Nevertheless, by 1945, when the murderous nature of the Nazi government was made perfectly clear, the American eugenicists sought to downplay the close connections between themselves and the German program. But the damage had already been done.
The American intellectual and scientific community’s support for, first German, and then Nazi ideas on eugenics had already left its fingerprints on the most comprehensive attempt to enforce racial purity in the history of the world.
The fault, I believe, lies in either a disregard or an indifference towards the reality that inherent in the ideology of forced sterilization (“they should not be allowed to reproduce”) is the seed that gives birth to extermination (“they should not be allowed to exist”).
The Supreme Court case that effectively deemed forced sterilization illegal was Skinner v. Oklahoma (1942) and the opinion was written by Justice William O. Douglas. He highlighted the inequity of Oklahoma’s law by noting that a three-time chicken thief could be sterilized while a three-time embezzler could not.
This clearly shows the bias of the eugenics laws against the poor. Douglas said: “We have not the slightest basis for inferring that the inheritability of criminal traits follows the neat legal distinctions which the law has marked between those two offenses.” Despite the Skinner case, sterilization of people in institutions for the mentally ill and mentally challenged continued through the mid-1970s.
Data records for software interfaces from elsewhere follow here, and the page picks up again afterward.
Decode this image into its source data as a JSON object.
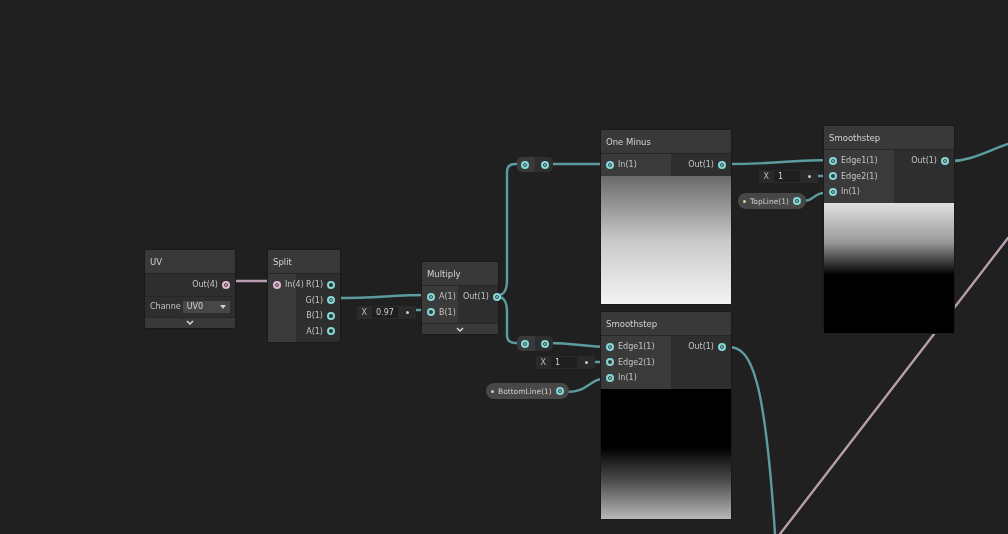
{
  "nodes": [
    {
      "title": "UV",
      "outputs": [
        {
          "label": "Out(4)",
          "connected": true,
          "color": "#e0b8d0"
        }
      ],
      "controls": [
        {
          "kind": "dropdown",
          "label": "Channe",
          "value": "UV0"
        }
      ],
      "collapse_toggle": true
    },
    {
      "title": "Split",
      "inputs": [
        {
          "label": "In(4)",
          "connected": true,
          "color": "#e0b8d0"
        }
      ],
      "outputs": [
        {
          "label": "R(1)",
          "connected": false,
          "color": "#84d8d8"
        },
        {
          "label": "G(1)",
          "connected": true,
          "color": "#84d8d8"
        },
        {
          "label": "B(1)",
          "connected": false,
          "color": "#84d8d8"
        },
        {
          "label": "A(1)",
          "connected": false,
          "color": "#84d8d8"
        }
      ]
    },
    {
      "title": "Multiply",
      "inputs": [
        {
          "label": "A(1)",
          "connected": true,
          "color": "#84d8d8"
        },
        {
          "label": "B(1)",
          "connected": false,
          "color": "#84d8d8",
          "inline": {
            "axis": "X",
            "value": "0.97"
          }
        }
      ],
      "outputs": [
        {
          "label": "Out(1)",
          "connected": true,
          "color": "#84d8d8"
        }
      ],
      "collapse_toggle": true
    },
    {
      "title": "One Minus",
      "inputs": [
        {
          "label": "In(1)",
          "connected": true,
          "color": "#84d8d8"
        }
      ],
      "outputs": [
        {
          "label": "Out(1)",
          "connected": true,
          "color": "#84d8d8"
        }
      ],
      "preview": {
        "kind": "rise"
      }
    },
    {
      "title": "Smoothstep",
      "inputs": [
        {
          "label": "Edge1(1)",
          "connected": true,
          "color": "#84d8d8"
        },
        {
          "label": "Edge2(1)",
          "connected": false,
          "color": "#84d8d8",
          "inline": {
            "axis": "X",
            "value": "1"
          }
        },
        {
          "label": "In(1)",
          "connected": true,
          "color": "#84d8d8"
        }
      ],
      "outputs": [
        {
          "label": "Out(1)",
          "connected": true,
          "color": "#84d8d8"
        }
      ],
      "preview": {
        "kind": "late-rise"
      }
    },
    {
      "title": "Smoothstep",
      "inputs": [
        {
          "label": "Edge1(1)",
          "connected": true,
          "color": "#84d8d8"
        },
        {
          "label": "Edge2(1)",
          "connected": false,
          "color": "#84d8d8",
          "inline": {
            "axis": "X",
            "value": "1"
          }
        },
        {
          "label": "In(1)",
          "connected": true,
          "color": "#84d8d8"
        }
      ],
      "outputs": [
        {
          "label": "Out(1)",
          "connected": true,
          "color": "#84d8d8"
        }
      ],
      "preview": {
        "kind": "fall"
      }
    }
  ],
  "reroutes": [
    {
      "input_connected": true,
      "output_connected": true
    },
    {
      "input_connected": true,
      "output_connected": true
    }
  ],
  "properties": [
    {
      "label": "TopLine(1)",
      "connected": true
    },
    {
      "label": "BottomLine(1)",
      "connected": true
    }
  ]
}
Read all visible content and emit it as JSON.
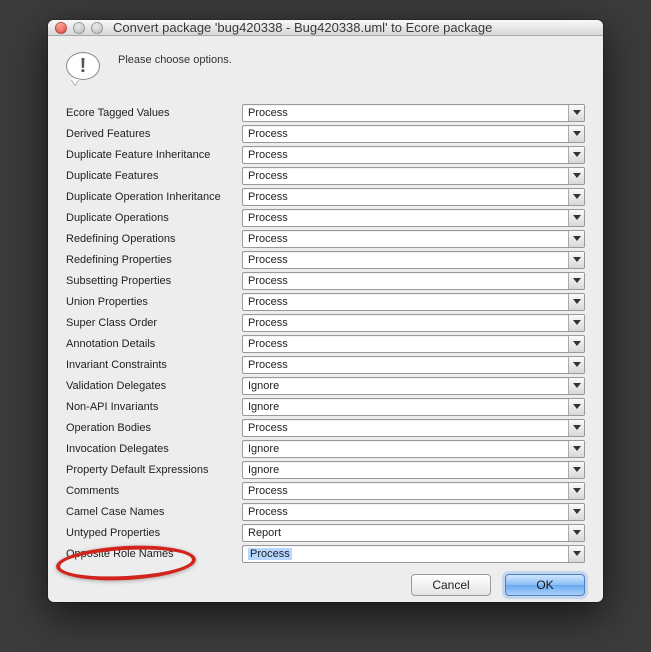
{
  "window": {
    "title": "Convert package 'bug420338 - Bug420338.uml' to Ecore package"
  },
  "header": {
    "prompt": "Please choose options."
  },
  "options": [
    {
      "label": "Ecore Tagged Values",
      "value": "Process",
      "selected": false
    },
    {
      "label": "Derived Features",
      "value": "Process",
      "selected": false
    },
    {
      "label": "Duplicate Feature Inheritance",
      "value": "Process",
      "selected": false
    },
    {
      "label": "Duplicate Features",
      "value": "Process",
      "selected": false
    },
    {
      "label": "Duplicate Operation Inheritance",
      "value": "Process",
      "selected": false
    },
    {
      "label": "Duplicate Operations",
      "value": "Process",
      "selected": false
    },
    {
      "label": "Redefining Operations",
      "value": "Process",
      "selected": false
    },
    {
      "label": "Redefining Properties",
      "value": "Process",
      "selected": false
    },
    {
      "label": "Subsetting Properties",
      "value": "Process",
      "selected": false
    },
    {
      "label": "Union Properties",
      "value": "Process",
      "selected": false
    },
    {
      "label": "Super Class Order",
      "value": "Process",
      "selected": false
    },
    {
      "label": "Annotation Details",
      "value": "Process",
      "selected": false
    },
    {
      "label": "Invariant Constraints",
      "value": "Process",
      "selected": false
    },
    {
      "label": "Validation Delegates",
      "value": "Ignore",
      "selected": false
    },
    {
      "label": "Non-API Invariants",
      "value": "Ignore",
      "selected": false
    },
    {
      "label": "Operation Bodies",
      "value": "Process",
      "selected": false
    },
    {
      "label": "Invocation Delegates",
      "value": "Ignore",
      "selected": false
    },
    {
      "label": "Property Default Expressions",
      "value": "Ignore",
      "selected": false
    },
    {
      "label": "Comments",
      "value": "Process",
      "selected": false
    },
    {
      "label": "Camel Case Names",
      "value": "Process",
      "selected": false
    },
    {
      "label": "Untyped Properties",
      "value": "Report",
      "selected": false
    },
    {
      "label": "Opposite Role Names",
      "value": "Process",
      "selected": true
    }
  ],
  "footer": {
    "cancel": "Cancel",
    "ok": "OK"
  },
  "annotation": {
    "highlighted_label": "Opposite Role Names"
  }
}
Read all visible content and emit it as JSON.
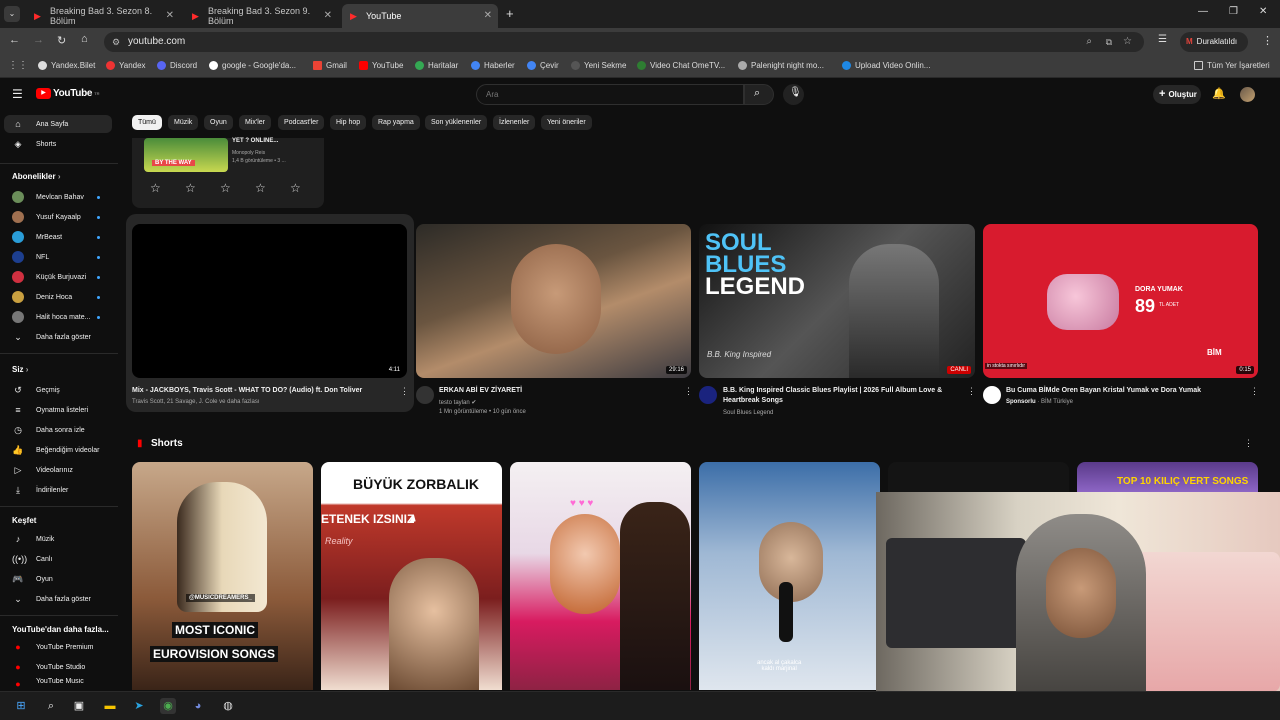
{
  "browser": {
    "tabs": [
      {
        "label": "Breaking Bad 3. Sezon 8. Bölüm"
      },
      {
        "label": "Breaking Bad 3. Sezon 9. Bölüm"
      },
      {
        "label": "YouTube"
      }
    ],
    "url": "youtube.com",
    "paused_label": "Duraklatıldı",
    "profile_initial": "M",
    "bookmarks": [
      "Yandex.Bilet",
      "Yandex",
      "Discord",
      "google - Google'da...",
      "Gmail",
      "YouTube",
      "Haritalar",
      "Haberler",
      "Çevir",
      "Yeni Sekme",
      "Video Chat OmeTV...",
      "Palenight night mo...",
      "Upload Video Onlin..."
    ],
    "all_bookmarks": "Tüm Yer İşaretleri"
  },
  "youtube": {
    "logo": "YouTube",
    "logo_region": "TR",
    "search_placeholder": "Ara",
    "create_label": "Oluştur",
    "chips": [
      "Tümü",
      "Müzik",
      "Oyun",
      "Mix'ler",
      "Podcast'ler",
      "Hip hop",
      "Rap yapma",
      "Son yüklenenler",
      "İzlenenler",
      "Yeni öneriler"
    ]
  },
  "sidebar": {
    "main": [
      {
        "label": "Ana Sayfa",
        "icon": "home-icon"
      },
      {
        "label": "Shorts",
        "icon": "shorts-icon"
      }
    ],
    "subs_head": "Abonelikler",
    "subs": [
      {
        "label": "Mevlcan Bahav",
        "color": "#6b8e5a"
      },
      {
        "label": "Yusuf Kayaalp",
        "color": "#a07050"
      },
      {
        "label": "MrBeast",
        "color": "#2a9dd8"
      },
      {
        "label": "NFL",
        "color": "#1d3f8f"
      },
      {
        "label": "Küçük Burjuvazi",
        "color": "#d03040"
      },
      {
        "label": "Deniz Hoca",
        "color": "#c9a040"
      },
      {
        "label": "Halit hoca mate...",
        "color": "#777777"
      }
    ],
    "show_more": "Daha fazla göster",
    "you_head": "Siz",
    "you": [
      {
        "label": "Geçmiş",
        "icon": "history-icon"
      },
      {
        "label": "Oynatma listeleri",
        "icon": "playlist-icon"
      },
      {
        "label": "Daha sonra izle",
        "icon": "clock-icon"
      },
      {
        "label": "Beğendiğim videolar",
        "icon": "like-icon"
      },
      {
        "label": "Videolarınız",
        "icon": "video-icon"
      },
      {
        "label": "İndirilenler",
        "icon": "download-icon"
      }
    ],
    "explore_head": "Keşfet",
    "explore": [
      {
        "label": "Müzik",
        "icon": "music-icon"
      },
      {
        "label": "Canlı",
        "icon": "live-icon"
      },
      {
        "label": "Oyun",
        "icon": "gaming-icon"
      }
    ],
    "show_more2": "Daha fazla göster",
    "more_head": "YouTube'dan daha fazla...",
    "more": [
      {
        "label": "YouTube Premium"
      },
      {
        "label": "YouTube Studio"
      },
      {
        "label": "YouTube Music"
      }
    ]
  },
  "survey_card": {
    "title": "YET ? ONLINE...",
    "channel": "Monopoly Reis",
    "meta": "1,4 B görüntüleme • 3 ...",
    "thumb_text": "BY THE WAY"
  },
  "videos": [
    {
      "title": "Mix - JACKBOYS, Travis Scott - WHAT TO DO? (Audio) ft. Don Toliver",
      "meta": "Travis Scott, 21 Savage, J. Cole ve daha fazlası",
      "duration": "4:11"
    },
    {
      "title": "ERKAN ABİ EV ZİYARETİ",
      "channel": "testo taylan",
      "meta": "1 Mn görüntüleme • 10 gün önce",
      "duration": "29:16"
    },
    {
      "title": "B.B. King Inspired Classic Blues Playlist | 2026 Full Album Love & Heartbreak Songs",
      "channel": "Soul Blues Legend",
      "duration": "",
      "live": "CANLI",
      "thumb_lines": [
        "SOUL",
        "BLUES",
        "LEGEND"
      ],
      "thumb_sub": "B.B. King Inspired"
    },
    {
      "title": "Bu Cuma BİMde Oren Bayan Kristal Yumak ve Dora Yumak",
      "sponsor": "Sponsorlu",
      "channel": "BİM Türkiye",
      "duration": "0:15",
      "thumb_brand": "DORA YUMAK",
      "price": "89",
      "price_note": "TL ADET",
      "store": "BİM",
      "overlay": "in stokta sınırlıdır"
    }
  ],
  "shorts": {
    "heading": "Shorts",
    "items": [
      {
        "caption_handle": "@MUSICDREAMERS_",
        "caption1": "MOST ICONIC",
        "caption2": "EUROVISION SONGS"
      },
      {
        "caption1": "BÜYÜK ZORBALIK",
        "caption2": "ETENEK IZSINIZ",
        "caption3": "Reality"
      },
      {
        "caption1": ""
      },
      {
        "caption1": "ancak al çakalca",
        "caption2": "kaldı marjinal"
      },
      {
        "caption1": ""
      },
      {
        "caption1": "TOP 10",
        "caption2": "KILIÇ VERT SONGS"
      }
    ]
  }
}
It should be crystal clear where the road leads when there is a fervent belief in the inherent inferiority of any group of people. Why the Heritage Foundation and the American Enterprise Institute saw fit to allow Jason Richwine the platform to champion such views is only a question they can answer.
Nevertheless, we need not wait for their explanation or excuse because the verdict is already in on this brand of prejudicial nativism – history has judged it; weighed it in the balances of justice and found it defective.